Beginning in 2004, the City of Plymouth, a suburb of Minneapolis, was on the forefront in created a cost-share program focused lakeshore ecological restoration. Funding was secured through a Minnesota DNR Clean Water Grant. Our company, Natural Shore, had the privilege of working with City staff and numerous shoreland owners to design and install over 20 restoration projects on Medicine Lake.

One shore that we had the opportunity to work on was the Lennon Property. 

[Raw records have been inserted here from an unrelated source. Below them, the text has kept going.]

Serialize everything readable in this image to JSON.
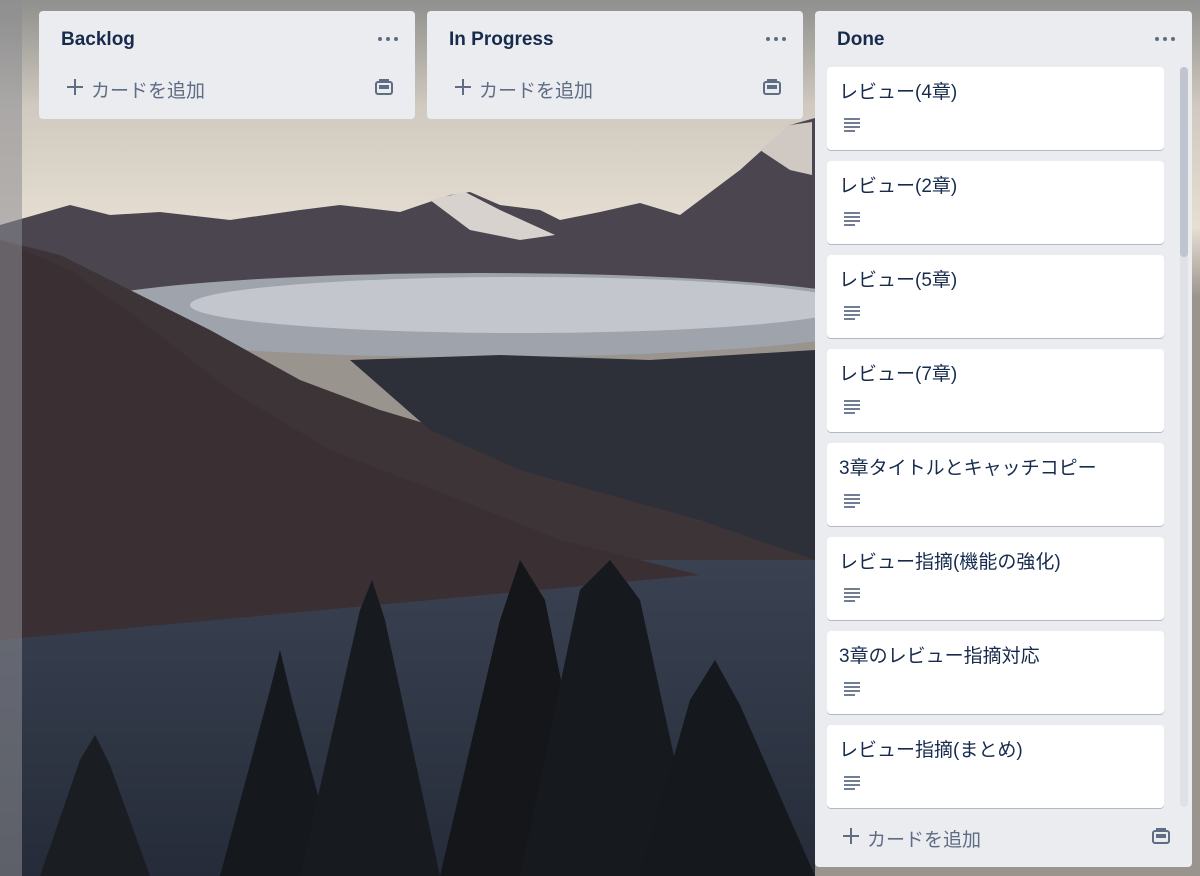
{
  "board": {
    "lists": [
      {
        "title": "Backlog",
        "add_card_label": "カードを追加",
        "cards": []
      },
      {
        "title": "In Progress",
        "add_card_label": "カードを追加",
        "cards": []
      },
      {
        "title": "Done",
        "add_card_label": "カードを追加",
        "cards": [
          {
            "title": "レビュー(4章)"
          },
          {
            "title": "レビュー(2章)"
          },
          {
            "title": "レビュー(5章)"
          },
          {
            "title": "レビュー(7章)"
          },
          {
            "title": "3章タイトルとキャッチコピー"
          },
          {
            "title": "レビュー指摘(機能の強化)"
          },
          {
            "title": "3章のレビュー指摘対応"
          },
          {
            "title": "レビュー指摘(まとめ)"
          }
        ]
      }
    ]
  },
  "colors": {
    "list_bg": "#ebecf0",
    "card_bg": "#ffffff",
    "title_text": "#172b4d",
    "muted_text": "#5e6c84"
  },
  "icons": {
    "list_menu": "ellipsis-icon",
    "add": "plus-icon",
    "template": "card-template-icon",
    "description": "description-lines-icon"
  }
}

Biologs were used as a way to
reduce wave action, so that native
shoreline species could get established.
Natural Shore staff first met with the Lennons to discuss overall project objectives, how they use their shore, what sort of look they expected, and of course, their budget. After going back and forth with key design elements, the Lennons chose a plan that included a fairly extensive natural buffer along their property.

We selected native species that
spread via underground runners
(rhyzomes). Here, species are
working their way into the biolog.
Probably one of the most challenging aspects of our work is to meld shore stabilization with ecological function and aesthetic appeal. This boils down to selecting appropriate native plant species, after assessing a variety of shoreline parameters, and use planting methods that will assure survival and expansion. This is where our work can become very complicated.

On the Lennon Property, we had to factor in that urban “bounce”, wave action from wind and high speed power boats, soils, slope, shade, and even muskrat activity. After compiling our species list, we then figured out what bio-engineering materials we would use, materials like erosion control blankets and bio-logs (coconut rolls).

Over 2000 native plant plugs were
installed in the buffer. This gave us the
ability to create large patches of
individual species. This was a look
that the homeowner desired. 

With the plan finalized, we then began our site preparation work. Like many lakeshore properties in metropolitan areas, access to shorelines is often a challenge. Much of the work carried out is done the old fashioned way – by hard physical labor. On the Lennon Property, re-grading and invasive species control was done by hand. 

The Lennons chose to go with a 25’ wide native plant buffer – yes! 
The Lennons have expressed that the project really exceeded their expectations. They now have a stable shore that provides excellent habitat for a wide variety of fish and wildlife. Being one of the first on Medicine Lake, the Lennons provided a high quality demonstration of what a natural shore is all about.

Many shoreline and prairie species flowered the second year after installation.
The Lennon’s project came out at $13,000 for 120’ of shore. Our restoration projects usually range between $40 and $110 per linear foot of shore. High energy shores with a lot of wave action cost more due to re-grading and the use of erosion control materials.

As with any ecological restoration in an urban setting, long-term maintenance is essential. With shore restorations, weed seed can infiltrate via wind and waves. For instance, reed canary grass seed floats, and a windy day in late June may result in this weed seed surfing from one side of the lake to the other. Our maintenance and monitoring of the Lennon property is $650 per year, which includes spring clean-up, and 3 visits during the growing season.

As we all know, urban ecological restoration presents a host of challenges, but we are seeing progress along our shores. More and more cost-share opportunities are becoming available through various units of government. And slowly, shore residents are becoming familiar with ecological restoration as a way to manage their properties.

Bill Bartodziej and Rob Langer are Ecological Restoration Specialists, and own Natural Shore.

For more information on their company, please visit: www.naturalshore.com.